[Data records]
————————
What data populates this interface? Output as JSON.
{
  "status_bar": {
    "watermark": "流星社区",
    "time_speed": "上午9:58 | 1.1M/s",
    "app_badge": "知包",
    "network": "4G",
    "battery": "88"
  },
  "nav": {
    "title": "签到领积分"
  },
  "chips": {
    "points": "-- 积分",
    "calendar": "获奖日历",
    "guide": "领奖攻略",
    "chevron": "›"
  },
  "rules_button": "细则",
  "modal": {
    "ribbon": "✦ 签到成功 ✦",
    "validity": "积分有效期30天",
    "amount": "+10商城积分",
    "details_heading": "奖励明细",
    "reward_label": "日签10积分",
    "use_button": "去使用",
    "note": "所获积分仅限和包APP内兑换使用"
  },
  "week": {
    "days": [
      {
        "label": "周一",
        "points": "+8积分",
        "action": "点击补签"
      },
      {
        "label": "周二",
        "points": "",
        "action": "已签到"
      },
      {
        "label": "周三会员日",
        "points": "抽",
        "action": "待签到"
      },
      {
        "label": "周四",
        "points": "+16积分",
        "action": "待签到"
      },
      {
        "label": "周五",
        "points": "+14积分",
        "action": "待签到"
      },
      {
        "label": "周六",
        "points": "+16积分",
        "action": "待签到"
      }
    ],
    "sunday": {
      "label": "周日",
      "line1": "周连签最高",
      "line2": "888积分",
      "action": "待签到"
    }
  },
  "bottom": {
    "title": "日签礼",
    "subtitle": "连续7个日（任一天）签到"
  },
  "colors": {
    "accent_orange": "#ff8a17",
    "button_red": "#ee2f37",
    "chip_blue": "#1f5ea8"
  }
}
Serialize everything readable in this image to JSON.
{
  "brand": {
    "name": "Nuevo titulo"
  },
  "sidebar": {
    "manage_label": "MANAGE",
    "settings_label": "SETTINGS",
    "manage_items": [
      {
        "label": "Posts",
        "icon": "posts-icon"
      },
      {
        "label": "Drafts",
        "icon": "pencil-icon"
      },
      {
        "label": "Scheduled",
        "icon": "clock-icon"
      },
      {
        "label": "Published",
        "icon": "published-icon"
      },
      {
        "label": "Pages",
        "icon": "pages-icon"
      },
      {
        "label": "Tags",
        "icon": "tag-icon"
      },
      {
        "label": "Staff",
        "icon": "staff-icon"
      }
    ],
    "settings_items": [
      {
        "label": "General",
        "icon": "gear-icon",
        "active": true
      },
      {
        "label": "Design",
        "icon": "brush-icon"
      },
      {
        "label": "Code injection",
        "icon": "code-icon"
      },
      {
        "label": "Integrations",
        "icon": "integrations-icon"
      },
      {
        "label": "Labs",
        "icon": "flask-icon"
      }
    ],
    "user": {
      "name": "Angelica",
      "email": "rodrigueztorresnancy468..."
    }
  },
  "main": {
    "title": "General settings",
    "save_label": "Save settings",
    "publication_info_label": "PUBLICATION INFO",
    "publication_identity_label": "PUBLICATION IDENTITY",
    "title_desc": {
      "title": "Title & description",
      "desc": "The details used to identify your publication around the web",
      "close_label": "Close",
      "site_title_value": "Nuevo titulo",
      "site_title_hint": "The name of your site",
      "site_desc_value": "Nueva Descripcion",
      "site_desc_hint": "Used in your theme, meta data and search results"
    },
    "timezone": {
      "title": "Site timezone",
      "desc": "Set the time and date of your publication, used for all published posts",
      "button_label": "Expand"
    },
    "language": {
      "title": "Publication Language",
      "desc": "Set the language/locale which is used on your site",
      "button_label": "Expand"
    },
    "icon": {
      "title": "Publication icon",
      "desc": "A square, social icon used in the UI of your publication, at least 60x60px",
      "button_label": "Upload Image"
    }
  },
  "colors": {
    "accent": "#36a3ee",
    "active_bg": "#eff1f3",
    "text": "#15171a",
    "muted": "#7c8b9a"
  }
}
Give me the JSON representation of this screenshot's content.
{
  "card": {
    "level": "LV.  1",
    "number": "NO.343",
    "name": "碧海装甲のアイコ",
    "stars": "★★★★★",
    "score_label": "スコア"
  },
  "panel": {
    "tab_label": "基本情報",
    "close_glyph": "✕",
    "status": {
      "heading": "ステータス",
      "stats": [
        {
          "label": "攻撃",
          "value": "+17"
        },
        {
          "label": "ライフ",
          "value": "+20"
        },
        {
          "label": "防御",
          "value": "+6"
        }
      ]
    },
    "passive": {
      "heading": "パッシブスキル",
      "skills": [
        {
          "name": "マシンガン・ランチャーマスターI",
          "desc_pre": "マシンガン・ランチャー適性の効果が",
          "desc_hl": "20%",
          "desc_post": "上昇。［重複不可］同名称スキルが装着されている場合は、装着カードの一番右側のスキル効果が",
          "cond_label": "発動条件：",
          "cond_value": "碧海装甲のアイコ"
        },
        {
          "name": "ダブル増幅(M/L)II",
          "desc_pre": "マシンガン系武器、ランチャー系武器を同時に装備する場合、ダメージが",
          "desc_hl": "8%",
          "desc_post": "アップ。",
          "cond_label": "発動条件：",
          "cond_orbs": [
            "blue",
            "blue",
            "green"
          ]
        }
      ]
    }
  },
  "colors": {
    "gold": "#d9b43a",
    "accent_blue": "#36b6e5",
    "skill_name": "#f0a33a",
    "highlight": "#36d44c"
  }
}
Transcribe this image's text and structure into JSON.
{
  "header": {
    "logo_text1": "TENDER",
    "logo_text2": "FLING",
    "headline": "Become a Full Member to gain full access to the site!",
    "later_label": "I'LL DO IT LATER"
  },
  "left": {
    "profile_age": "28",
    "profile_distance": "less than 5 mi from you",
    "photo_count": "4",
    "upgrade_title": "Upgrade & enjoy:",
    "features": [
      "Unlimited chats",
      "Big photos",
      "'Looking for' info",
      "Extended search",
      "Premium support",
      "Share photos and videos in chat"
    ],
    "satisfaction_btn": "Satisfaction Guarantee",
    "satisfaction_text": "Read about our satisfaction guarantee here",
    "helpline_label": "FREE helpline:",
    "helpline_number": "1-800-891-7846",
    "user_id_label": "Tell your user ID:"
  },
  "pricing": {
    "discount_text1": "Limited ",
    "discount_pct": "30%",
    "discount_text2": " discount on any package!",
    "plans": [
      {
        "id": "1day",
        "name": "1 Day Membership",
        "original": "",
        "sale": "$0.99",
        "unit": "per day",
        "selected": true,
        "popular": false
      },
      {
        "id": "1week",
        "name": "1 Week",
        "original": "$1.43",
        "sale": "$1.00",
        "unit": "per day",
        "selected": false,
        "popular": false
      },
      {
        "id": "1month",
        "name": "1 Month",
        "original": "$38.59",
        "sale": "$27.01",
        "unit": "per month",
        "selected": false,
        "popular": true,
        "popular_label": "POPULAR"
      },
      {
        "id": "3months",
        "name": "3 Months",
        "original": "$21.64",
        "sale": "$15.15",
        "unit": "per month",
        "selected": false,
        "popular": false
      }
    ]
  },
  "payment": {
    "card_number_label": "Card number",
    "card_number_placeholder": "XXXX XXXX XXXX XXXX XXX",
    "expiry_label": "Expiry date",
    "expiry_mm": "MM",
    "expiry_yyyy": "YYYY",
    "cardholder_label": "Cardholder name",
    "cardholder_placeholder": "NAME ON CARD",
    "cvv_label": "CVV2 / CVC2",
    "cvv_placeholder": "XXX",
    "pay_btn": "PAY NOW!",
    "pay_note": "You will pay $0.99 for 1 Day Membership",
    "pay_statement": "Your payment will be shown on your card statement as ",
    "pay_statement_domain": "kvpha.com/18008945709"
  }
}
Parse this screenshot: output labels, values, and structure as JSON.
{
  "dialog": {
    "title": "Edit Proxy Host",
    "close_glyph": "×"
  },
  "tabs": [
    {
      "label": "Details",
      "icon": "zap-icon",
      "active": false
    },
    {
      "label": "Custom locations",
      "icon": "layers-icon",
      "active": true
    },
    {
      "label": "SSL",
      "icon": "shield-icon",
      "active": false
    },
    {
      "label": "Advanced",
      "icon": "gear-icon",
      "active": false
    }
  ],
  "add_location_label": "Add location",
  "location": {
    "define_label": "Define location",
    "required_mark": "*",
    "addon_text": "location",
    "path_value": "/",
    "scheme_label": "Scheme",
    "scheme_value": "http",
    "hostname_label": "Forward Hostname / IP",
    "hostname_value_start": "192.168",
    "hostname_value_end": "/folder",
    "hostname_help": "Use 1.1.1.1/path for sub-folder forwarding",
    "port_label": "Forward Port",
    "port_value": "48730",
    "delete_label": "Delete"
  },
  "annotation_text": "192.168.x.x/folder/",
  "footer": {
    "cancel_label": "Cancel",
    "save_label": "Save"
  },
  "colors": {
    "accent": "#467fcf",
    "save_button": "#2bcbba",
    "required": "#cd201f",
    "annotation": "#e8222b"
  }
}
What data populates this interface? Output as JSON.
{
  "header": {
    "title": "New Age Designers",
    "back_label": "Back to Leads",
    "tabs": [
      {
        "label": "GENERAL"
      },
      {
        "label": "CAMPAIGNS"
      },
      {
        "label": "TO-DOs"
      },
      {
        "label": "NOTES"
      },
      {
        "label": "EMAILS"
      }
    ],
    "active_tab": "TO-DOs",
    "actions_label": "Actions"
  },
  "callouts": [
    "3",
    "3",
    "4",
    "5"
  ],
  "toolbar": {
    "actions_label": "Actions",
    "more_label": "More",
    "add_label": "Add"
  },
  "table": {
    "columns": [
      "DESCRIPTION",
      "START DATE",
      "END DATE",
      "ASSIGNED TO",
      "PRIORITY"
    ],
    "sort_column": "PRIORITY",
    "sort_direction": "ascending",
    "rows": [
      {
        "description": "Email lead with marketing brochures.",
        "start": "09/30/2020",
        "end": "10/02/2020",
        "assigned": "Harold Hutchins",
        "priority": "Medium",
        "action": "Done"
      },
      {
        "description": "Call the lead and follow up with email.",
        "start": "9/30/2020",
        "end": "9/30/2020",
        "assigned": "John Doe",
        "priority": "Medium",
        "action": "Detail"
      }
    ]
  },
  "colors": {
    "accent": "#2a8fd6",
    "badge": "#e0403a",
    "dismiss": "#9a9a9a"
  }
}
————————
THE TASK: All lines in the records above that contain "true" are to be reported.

RESULT OF THIS TASK:
        "active": true
        "selected": true,
        "popular": true,
      "active": true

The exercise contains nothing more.